You know it’s spring when you see a crocus! This low-growing flower announces the coming of spring each year with its colorful hues. Early bloomers like the crocus can get burned by a late frost, so be prepared to cover the plants with plastic should harsh weather return.


Looking for a low-maintenance bulb to plant? You might like this tiny, deer-resistant early bloomer. It naturalizes easily, and even grows well under trees or in rock gardens. You’ll know that it’s safe to trim old foliage when a gentle tug is all it takes to remove it.

Related: 10 Plants Sure to Stop Deer in Their Tracks


What’s cheerier than a spring daffodil? Despite their dainty appearance, daffodils are quite hardy—a single bulb can produce flowers for decades, and mice and voles generally don’t disturb them. These spring blooms last longer in a vase if you pick them at the base of the stem instead of cutting them.

Related: 9 Daffodils to Cheer Up Your Garden


The hyacinth has been popular for hundreds of years for its fragrant blooms, which come in a wide range of colors. When the blooms fade at the end of their growing season, remove the small flowers, leaving the stem in place to keep the bulb healthy.


If you care properly for tulips, they’ll return year after year. Once their beautiful cup-like blooms have withered, remove the seed heads to keep the bulb strong. If squirrels got to your tulips over the winter, try planting bulbs in a chicken-wire cage next fall.

Related: Botanical Tulips—Jewels of the Garden

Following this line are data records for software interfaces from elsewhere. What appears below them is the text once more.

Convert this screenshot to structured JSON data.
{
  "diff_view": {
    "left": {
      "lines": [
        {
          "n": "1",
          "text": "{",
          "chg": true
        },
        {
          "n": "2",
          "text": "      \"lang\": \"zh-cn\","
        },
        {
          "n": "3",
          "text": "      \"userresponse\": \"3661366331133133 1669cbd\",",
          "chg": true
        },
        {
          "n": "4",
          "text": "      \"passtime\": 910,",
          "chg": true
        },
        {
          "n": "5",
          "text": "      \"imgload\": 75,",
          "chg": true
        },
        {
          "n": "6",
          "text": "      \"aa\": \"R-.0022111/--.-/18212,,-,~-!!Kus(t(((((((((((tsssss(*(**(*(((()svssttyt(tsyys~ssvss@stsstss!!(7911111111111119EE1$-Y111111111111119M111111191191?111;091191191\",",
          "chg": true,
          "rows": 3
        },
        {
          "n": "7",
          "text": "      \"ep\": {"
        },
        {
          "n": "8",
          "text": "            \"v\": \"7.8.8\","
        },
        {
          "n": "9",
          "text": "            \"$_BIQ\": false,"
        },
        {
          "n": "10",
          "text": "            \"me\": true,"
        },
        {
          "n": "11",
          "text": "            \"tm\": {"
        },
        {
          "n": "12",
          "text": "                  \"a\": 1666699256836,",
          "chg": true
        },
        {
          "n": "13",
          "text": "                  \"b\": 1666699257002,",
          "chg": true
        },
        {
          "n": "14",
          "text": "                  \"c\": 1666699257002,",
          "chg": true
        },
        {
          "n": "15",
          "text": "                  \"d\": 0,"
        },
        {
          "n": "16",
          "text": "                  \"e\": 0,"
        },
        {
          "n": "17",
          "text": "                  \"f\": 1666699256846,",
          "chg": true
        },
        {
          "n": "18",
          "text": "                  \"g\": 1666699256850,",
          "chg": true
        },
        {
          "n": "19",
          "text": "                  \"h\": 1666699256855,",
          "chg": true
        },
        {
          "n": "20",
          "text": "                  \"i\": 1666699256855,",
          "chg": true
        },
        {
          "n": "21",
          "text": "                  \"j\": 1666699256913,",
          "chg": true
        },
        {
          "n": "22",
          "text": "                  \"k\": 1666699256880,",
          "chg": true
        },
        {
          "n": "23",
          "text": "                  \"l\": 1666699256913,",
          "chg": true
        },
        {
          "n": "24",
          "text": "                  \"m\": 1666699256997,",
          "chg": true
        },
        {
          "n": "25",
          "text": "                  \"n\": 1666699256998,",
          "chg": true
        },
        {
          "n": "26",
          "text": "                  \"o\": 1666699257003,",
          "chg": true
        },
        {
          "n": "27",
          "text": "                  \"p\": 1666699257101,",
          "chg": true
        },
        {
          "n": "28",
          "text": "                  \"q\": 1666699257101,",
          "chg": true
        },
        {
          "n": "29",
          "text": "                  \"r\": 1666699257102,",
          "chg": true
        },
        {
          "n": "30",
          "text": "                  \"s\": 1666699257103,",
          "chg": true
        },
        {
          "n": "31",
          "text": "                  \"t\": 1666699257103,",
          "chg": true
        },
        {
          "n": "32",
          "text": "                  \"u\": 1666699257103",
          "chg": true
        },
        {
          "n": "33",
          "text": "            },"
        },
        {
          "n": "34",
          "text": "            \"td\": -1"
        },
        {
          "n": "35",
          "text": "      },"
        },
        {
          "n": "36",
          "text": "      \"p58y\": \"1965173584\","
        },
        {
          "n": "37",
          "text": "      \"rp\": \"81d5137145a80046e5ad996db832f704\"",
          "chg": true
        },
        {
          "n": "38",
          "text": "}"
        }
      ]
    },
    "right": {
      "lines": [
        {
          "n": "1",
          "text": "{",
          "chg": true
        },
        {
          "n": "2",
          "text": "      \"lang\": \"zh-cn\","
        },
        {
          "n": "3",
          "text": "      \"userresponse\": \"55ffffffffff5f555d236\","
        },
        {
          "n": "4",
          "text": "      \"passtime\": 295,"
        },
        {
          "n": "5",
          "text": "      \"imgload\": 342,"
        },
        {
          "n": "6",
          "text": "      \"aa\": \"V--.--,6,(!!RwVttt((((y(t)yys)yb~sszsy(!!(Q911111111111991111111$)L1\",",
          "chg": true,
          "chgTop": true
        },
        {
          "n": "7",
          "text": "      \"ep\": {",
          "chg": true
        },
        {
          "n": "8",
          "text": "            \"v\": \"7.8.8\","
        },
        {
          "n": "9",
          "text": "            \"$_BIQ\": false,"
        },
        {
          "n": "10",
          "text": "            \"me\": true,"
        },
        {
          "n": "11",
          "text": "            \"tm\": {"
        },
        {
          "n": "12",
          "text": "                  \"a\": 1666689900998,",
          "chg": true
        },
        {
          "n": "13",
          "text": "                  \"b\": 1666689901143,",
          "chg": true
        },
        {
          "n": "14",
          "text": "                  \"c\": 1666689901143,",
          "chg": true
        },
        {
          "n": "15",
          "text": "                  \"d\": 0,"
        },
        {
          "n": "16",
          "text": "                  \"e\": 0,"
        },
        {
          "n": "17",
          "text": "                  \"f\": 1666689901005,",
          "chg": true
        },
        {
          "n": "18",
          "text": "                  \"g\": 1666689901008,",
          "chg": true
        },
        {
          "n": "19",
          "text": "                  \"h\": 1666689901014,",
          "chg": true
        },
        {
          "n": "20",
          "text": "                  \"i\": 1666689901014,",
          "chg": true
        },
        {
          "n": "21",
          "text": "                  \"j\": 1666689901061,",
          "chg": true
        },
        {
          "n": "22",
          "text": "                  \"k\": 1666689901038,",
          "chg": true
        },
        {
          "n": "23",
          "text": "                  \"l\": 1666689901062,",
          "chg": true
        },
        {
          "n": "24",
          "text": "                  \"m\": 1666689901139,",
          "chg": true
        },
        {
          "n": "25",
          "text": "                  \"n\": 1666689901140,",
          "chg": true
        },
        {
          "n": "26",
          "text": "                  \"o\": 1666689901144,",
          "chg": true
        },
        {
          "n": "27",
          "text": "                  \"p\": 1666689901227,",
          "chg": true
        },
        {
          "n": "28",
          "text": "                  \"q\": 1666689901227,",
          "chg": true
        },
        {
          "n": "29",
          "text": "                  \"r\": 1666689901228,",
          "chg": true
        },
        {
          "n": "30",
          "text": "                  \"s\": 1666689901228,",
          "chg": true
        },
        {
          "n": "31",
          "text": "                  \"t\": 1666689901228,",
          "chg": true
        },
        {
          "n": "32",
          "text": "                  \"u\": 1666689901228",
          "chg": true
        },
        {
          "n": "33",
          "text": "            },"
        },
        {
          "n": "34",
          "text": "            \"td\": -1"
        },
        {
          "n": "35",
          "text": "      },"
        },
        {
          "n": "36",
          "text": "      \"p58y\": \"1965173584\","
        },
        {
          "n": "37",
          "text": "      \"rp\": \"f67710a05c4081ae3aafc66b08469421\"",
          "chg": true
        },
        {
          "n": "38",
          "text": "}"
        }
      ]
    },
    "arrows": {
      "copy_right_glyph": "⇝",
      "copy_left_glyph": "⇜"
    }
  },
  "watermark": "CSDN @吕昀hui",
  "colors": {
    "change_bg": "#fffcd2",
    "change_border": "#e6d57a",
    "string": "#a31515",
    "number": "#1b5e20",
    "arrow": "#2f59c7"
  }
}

Contrary to their name, bluebells can be purple, blue, or even white. These shade-loving, slightly curled plants produce their bell-shaped bloom in late spring. Bluebells are hardy but can suffer from bulb flies. Protect them by lightly tamping down loose soil around new growth.